Understanding NSF Research: Nanoscience
Nanoscience is the study of extremely small things – imagine arranging atoms one by one or working with wires just 10 to 100 atoms wide that buzz with data. A sheet of paper is about 100,000 nanometers thick. Specialized microscopes offer a glimpse into this tiny realm and lasers the means to fabricate and manipulate nanoscale elements. Advances in nanoscience are making it possible to create innovations such as ultra-small camera lenses, toxin-hungry nanosponges, and advanced drug therapies. Nanoscience can be applied across all the science fields, such as chemistry, biology, physics, materials science, and engineering.
NSF was the first federal agency to fund nanoscience and engineering projects. Through continued investment NSF supports nano-oriented centers and networks across the country as they discover the fundamental mechanisms driving activity at extremely tiny dimensions. This research promises a better understanding of nature, the development of novel products, improved efficiency in manufacturing, sustainable development and better healthcare. NSF also serves as the focal point for helping coordinate U.S. nanotechnology policy.
Accelerating drug pipeline

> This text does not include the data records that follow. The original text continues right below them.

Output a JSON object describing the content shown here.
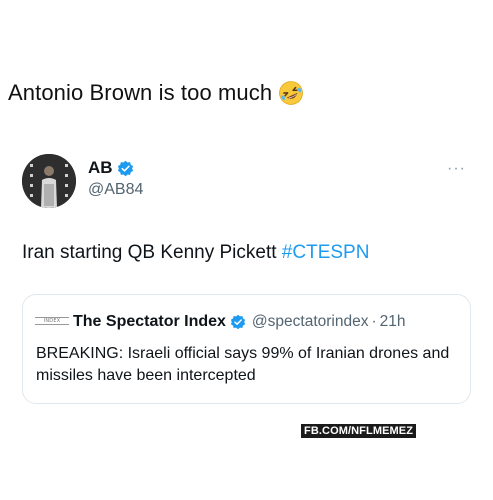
{
  "caption": {
    "text": "Antonio Brown is too much",
    "emoji_icon": "rolling-on-floor-laughing-icon"
  },
  "tweet": {
    "author_name": "AB",
    "author_handle": "@AB84",
    "body_text": "Iran starting QB Kenny Pickett ",
    "hashtag": "#CTESPN",
    "more_icon": "ellipsis-icon",
    "verified_icon": "verified-badge-icon"
  },
  "quoted_tweet": {
    "logo_text": "INDEX",
    "name": "The Spectator Index",
    "handle": "@spectatorindex",
    "separator": "·",
    "time": "21h",
    "text": "BREAKING: Israeli official says 99% of Iranian drones and missiles have been intercepted"
  },
  "watermark": {
    "text": "FB.COM/NFLMEMEZ"
  },
  "colors": {
    "link_blue": "#1d9bf0",
    "secondary_text": "#536471",
    "border": "#e1e8ed",
    "primary_text": "#0f1419"
  }
}
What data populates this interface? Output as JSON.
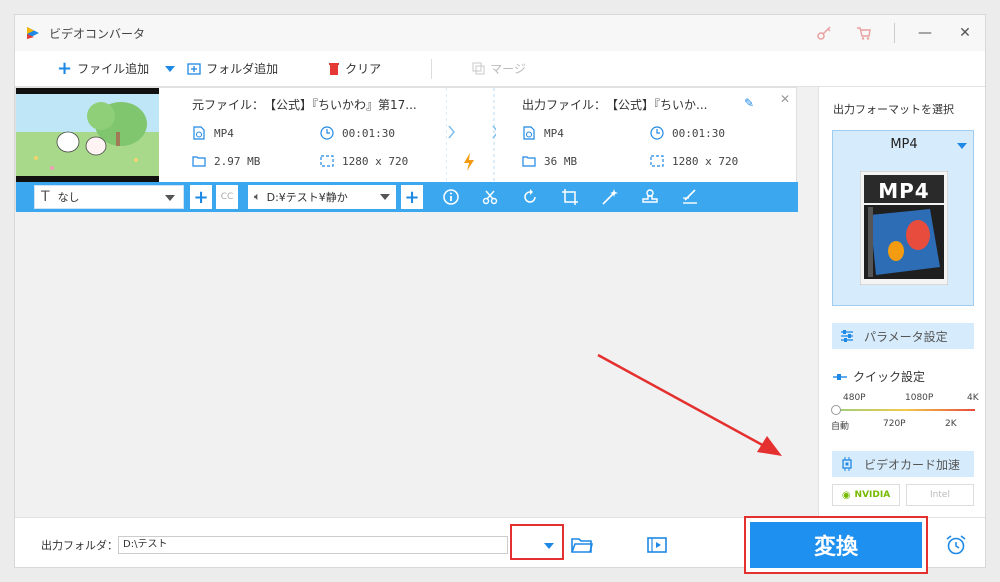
{
  "window": {
    "title": "ビデオコンバータ",
    "minimize": "—",
    "close": "✕"
  },
  "toolbar": {
    "add_file": "ファイル追加",
    "add_folder": "フォルダ追加",
    "clear": "クリア",
    "merge": "マージ"
  },
  "file": {
    "source_title": "元ファイル：　【公式】『ちいかわ』第17...",
    "source_format": "MP4",
    "source_duration": "00:01:30",
    "source_size": "2.97 MB",
    "source_resolution": "1280 x 720",
    "output_title": "出力ファイル：　【公式】『ちいか...",
    "output_format": "MP4",
    "output_duration": "00:01:30",
    "output_size": "36 MB",
    "output_resolution": "1280 x 720"
  },
  "editbar": {
    "subtitle_value": "なし",
    "audio_value": "D:¥テスト¥静か"
  },
  "right_panel": {
    "format_label": "出力フォーマットを選択",
    "format_name": "MP4",
    "format_icon_text": "MP4",
    "param_button": "パラメータ設定",
    "quick_label": "クイック設定",
    "slider_top": [
      "480P",
      "1080P",
      "4K"
    ],
    "slider_bottom": [
      "自動",
      "720P",
      "2K"
    ],
    "gpu_button": "ビデオカード加速",
    "nvidia": "NVIDIA",
    "intel": "Intel"
  },
  "bottom": {
    "output_label": "出力フォルダ：",
    "output_path": "D:\\テスト",
    "convert": "変換"
  },
  "colors": {
    "accent": "#1e90ef",
    "editbar": "#3ba7ef",
    "highlight": "#e53030"
  }
}
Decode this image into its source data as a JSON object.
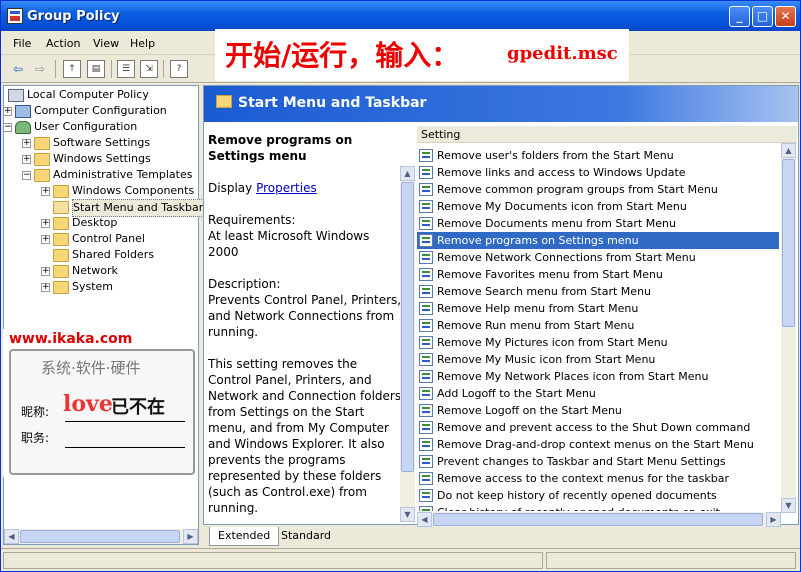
{
  "window": {
    "title": "Group Policy",
    "min": "_",
    "max": "□",
    "close": "✕"
  },
  "menu": [
    "File",
    "Action",
    "View",
    "Help"
  ],
  "overlay": {
    "chinese": "开始/运行，输入：",
    "command": "gpedit.msc"
  },
  "tree": [
    {
      "label": "Local Computer Policy",
      "icon": "local-computer-policy-icon",
      "depth": 0,
      "expander": ""
    },
    {
      "label": "Computer Configuration",
      "icon": "computer-icon",
      "depth": 1,
      "expander": "+"
    },
    {
      "label": "User Configuration",
      "icon": "user-icon",
      "depth": 1,
      "expander": "−"
    },
    {
      "label": "Software Settings",
      "icon": "folder-icon",
      "depth": 2,
      "expander": "+"
    },
    {
      "label": "Windows Settings",
      "icon": "folder-icon",
      "depth": 2,
      "expander": "+"
    },
    {
      "label": "Administrative Templates",
      "icon": "folder-icon",
      "depth": 2,
      "expander": "−"
    },
    {
      "label": "Windows Components",
      "icon": "folder-icon",
      "depth": 3,
      "expander": "+"
    },
    {
      "label": "Start Menu and Taskbar",
      "icon": "open-folder-icon",
      "depth": 3,
      "expander": "",
      "selected": true
    },
    {
      "label": "Desktop",
      "icon": "folder-icon",
      "depth": 3,
      "expander": "+"
    },
    {
      "label": "Control Panel",
      "icon": "folder-icon",
      "depth": 3,
      "expander": "+"
    },
    {
      "label": "Shared Folders",
      "icon": "folder-icon",
      "depth": 3,
      "expander": ""
    },
    {
      "label": "Network",
      "icon": "folder-icon",
      "depth": 3,
      "expander": "+"
    },
    {
      "label": "System",
      "icon": "folder-icon",
      "depth": 3,
      "expander": "+"
    }
  ],
  "ad": {
    "url": "www.ikaka.com",
    "subtitle": "系统·软件·硬件",
    "nickname_label": "昵称:",
    "title_label": "职务:",
    "love": "love",
    "zai": "已不在"
  },
  "banner": {
    "title": "Start Menu and Taskbar"
  },
  "description": {
    "title": "Remove programs on Settings menu",
    "display_prefix": "Display",
    "display_link": "Properties",
    "requirements_label": "Requirements:",
    "requirements": "At least Microsoft Windows 2000",
    "description_label": "Description:",
    "description_text": "Prevents Control Panel, Printers, and Network Connections from running.",
    "body": "This setting removes the Control Panel, Printers, and Network and Connection folders from Settings on the Start menu, and from My Computer and Windows Explorer. It also prevents the programs represented by these folders (such as Control.exe) from running."
  },
  "list": {
    "header": "Setting",
    "items": [
      "Remove user's folders from the Start Menu",
      "Remove links and access to Windows Update",
      "Remove common program groups from Start Menu",
      "Remove My Documents icon from Start Menu",
      "Remove Documents menu from Start Menu",
      "Remove programs on Settings menu",
      "Remove Network Connections from Start Menu",
      "Remove Favorites menu from Start Menu",
      "Remove Search menu from Start Menu",
      "Remove Help menu from Start Menu",
      "Remove Run menu from Start Menu",
      "Remove My Pictures icon from Start Menu",
      "Remove My Music icon from Start Menu",
      "Remove My Network Places icon from Start Menu",
      "Add Logoff to the Start Menu",
      "Remove Logoff on the Start Menu",
      "Remove and prevent access to the Shut Down command",
      "Remove Drag-and-drop context menus on the Start Menu",
      "Prevent changes to Taskbar and Start Menu Settings",
      "Remove access to the context menus for the taskbar",
      "Do not keep history of recently opened documents",
      "Clear history of recently opened documents on exit"
    ],
    "selected_index": 5
  },
  "tabs": [
    "Extended",
    "Standard"
  ]
}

Nanosensors able to discern drug-induced physical and chemical changes on a cell's surface allow for more rapid screening of drug compounds, identifying effective new drug components in minutes rather than months.
Increasing communications capacity
By embedding lasers a few nanometers in silicon, developers can fabricate nanoscale photonic circuits for ultra-small devices that harness light. These devices offer the possibility of transmitting data at speeds and capacities unattainable with electronics.
Nano-engineered materials make superior household products such as stain removers, specialized paints and air filters. Incorporating nanoscale materials into clothing offers the possibility of "smart fabrics" with flexible sensors to monitor everything from health to energy use. Cars, trucks and boats made of lightweight nanomaterials could lead to significant fuel savings.
|NSF Nanoscience News